- **What needs to be done**:
Word for word, restate all of the records.

- **Exercise material**:
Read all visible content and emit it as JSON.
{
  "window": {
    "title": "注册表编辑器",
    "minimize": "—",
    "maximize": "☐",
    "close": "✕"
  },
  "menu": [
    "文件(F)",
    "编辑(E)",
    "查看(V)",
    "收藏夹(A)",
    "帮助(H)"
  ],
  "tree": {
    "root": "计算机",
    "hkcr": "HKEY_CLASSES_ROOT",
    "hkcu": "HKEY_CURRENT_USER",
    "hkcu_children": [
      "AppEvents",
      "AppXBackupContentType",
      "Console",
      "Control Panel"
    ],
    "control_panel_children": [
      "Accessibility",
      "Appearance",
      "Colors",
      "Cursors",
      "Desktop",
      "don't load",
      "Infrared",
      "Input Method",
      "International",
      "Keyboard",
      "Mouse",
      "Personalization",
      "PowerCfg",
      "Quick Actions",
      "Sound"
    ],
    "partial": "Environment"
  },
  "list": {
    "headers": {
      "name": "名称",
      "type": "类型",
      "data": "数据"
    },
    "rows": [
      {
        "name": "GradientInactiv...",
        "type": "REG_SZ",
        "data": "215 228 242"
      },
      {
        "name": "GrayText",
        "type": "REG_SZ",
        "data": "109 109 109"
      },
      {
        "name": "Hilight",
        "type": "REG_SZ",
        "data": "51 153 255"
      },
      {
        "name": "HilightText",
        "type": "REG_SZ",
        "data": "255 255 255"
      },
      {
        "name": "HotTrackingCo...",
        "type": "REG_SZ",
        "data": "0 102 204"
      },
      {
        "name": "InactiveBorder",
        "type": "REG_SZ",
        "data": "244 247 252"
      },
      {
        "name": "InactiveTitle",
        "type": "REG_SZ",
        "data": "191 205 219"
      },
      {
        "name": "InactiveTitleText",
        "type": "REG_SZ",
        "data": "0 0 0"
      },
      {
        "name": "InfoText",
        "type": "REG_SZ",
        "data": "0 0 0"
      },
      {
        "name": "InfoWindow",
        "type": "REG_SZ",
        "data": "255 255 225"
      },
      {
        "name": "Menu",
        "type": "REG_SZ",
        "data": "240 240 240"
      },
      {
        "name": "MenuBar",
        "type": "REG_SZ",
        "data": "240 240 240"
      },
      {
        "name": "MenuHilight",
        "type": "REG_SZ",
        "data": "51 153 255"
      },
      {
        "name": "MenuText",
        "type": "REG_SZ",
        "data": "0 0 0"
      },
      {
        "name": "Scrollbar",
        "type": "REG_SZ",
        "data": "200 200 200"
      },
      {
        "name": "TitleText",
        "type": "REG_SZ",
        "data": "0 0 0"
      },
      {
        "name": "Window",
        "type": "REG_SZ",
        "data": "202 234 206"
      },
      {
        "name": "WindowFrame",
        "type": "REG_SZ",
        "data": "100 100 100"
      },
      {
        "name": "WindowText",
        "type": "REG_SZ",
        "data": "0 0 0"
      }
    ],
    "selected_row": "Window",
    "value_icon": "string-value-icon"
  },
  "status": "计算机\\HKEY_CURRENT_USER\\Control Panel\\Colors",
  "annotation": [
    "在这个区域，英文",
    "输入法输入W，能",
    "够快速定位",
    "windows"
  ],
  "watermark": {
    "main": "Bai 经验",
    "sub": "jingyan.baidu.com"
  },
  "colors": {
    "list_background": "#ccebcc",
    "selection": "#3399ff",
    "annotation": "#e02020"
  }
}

- **Output for this task**:
Read all visible content and emit it as JSON.
{
  "window": {
    "title": "注册表编辑器",
    "minimize": "—",
    "maximize": "☐",
    "close": "✕"
  },
  "menu": [
    "文件(F)",
    "编辑(E)",
    "查看(V)",
    "收藏夹(A)",
    "帮助(H)"
  ],
  "tree": {
    "root": "计算机",
    "hkcr": "HKEY_CLASSES_ROOT",
    "hkcu": "HKEY_CURRENT_USER",
    "hkcu_children": [
      "AppEvents",
      "AppXBackupContentType",
      "Console",
      "Control Panel"
    ],
    "control_panel_children": [
      "Accessibility",
      "Appearance",
      "Colors",
      "Cursors",
      "Desktop",
      "don't load",
      "Infrared",
      "Input Method",
      "International",
      "Keyboard",
      "Mouse",
      "Personalization",
      "PowerCfg",
      "Quick Actions",
      "Sound"
    ],
    "partial": "Environment"
  },
  "list": {
    "headers": {
      "name": "名称",
      "type": "类型",
      "data": "数据"
    },
    "rows": [
      {
        "name": "GradientInactiv...",
        "type": "REG_SZ",
        "data": "215 228 242"
      },
      {
        "name": "GrayText",
        "type": "REG_SZ",
        "data": "109 109 109"
      },
      {
        "name": "Hilight",
        "type": "REG_SZ",
        "data": "51 153 255"
      },
      {
        "name": "HilightText",
        "type": "REG_SZ",
        "data": "255 255 255"
      },
      {
        "name": "HotTrackingCo...",
        "type": "REG_SZ",
        "data": "0 102 204"
      },
      {
        "name": "InactiveBorder",
        "type": "REG_SZ",
        "data": "244 247 252"
      },
      {
        "name": "InactiveTitle",
        "type": "REG_SZ",
        "data": "191 205 219"
      },
      {
        "name": "InactiveTitleText",
        "type": "REG_SZ",
        "data": "0 0 0"
      },
      {
        "name": "InfoText",
        "type": "REG_SZ",
        "data": "0 0 0"
      },
      {
        "name": "InfoWindow",
        "type": "REG_SZ",
        "data": "255 255 225"
      },
      {
        "name": "Menu",
        "type": "REG_SZ",
        "data": "240 240 240"
      },
      {
        "name": "MenuBar",
        "type": "REG_SZ",
        "data": "240 240 240"
      },
      {
        "name": "MenuHilight",
        "type": "REG_SZ",
        "data": "51 153 255"
      },
      {
        "name": "MenuText",
        "type": "REG_SZ",
        "data": "0 0 0"
      },
      {
        "name": "Scrollbar",
        "type": "REG_SZ",
        "data": "200 200 200"
      },
      {
        "name": "TitleText",
        "type": "REG_SZ",
        "data": "0 0 0"
      },
      {
        "name": "Window",
        "type": "REG_SZ",
        "data": "202 234 206"
      },
      {
        "name": "WindowFrame",
        "type": "REG_SZ",
        "data": "100 100 100"
      },
      {
        "name": "WindowText",
        "type": "REG_SZ",
        "data": "0 0 0"
      }
    ],
    "selected_row": "Window",
    "value_icon": "string-value-icon"
  },
  "status": "计算机\\HKEY_CURRENT_USER\\Control Panel\\Colors",
  "annotation": [
    "在这个区域，英文",
    "输入法输入W，能",
    "够快速定位",
    "windows"
  ],
  "watermark": {
    "main": "Bai 经验",
    "sub": "jingyan.baidu.com"
  },
  "colors": {
    "list_background": "#ccebcc",
    "selection": "#3399ff",
    "annotation": "#e02020"
  }
}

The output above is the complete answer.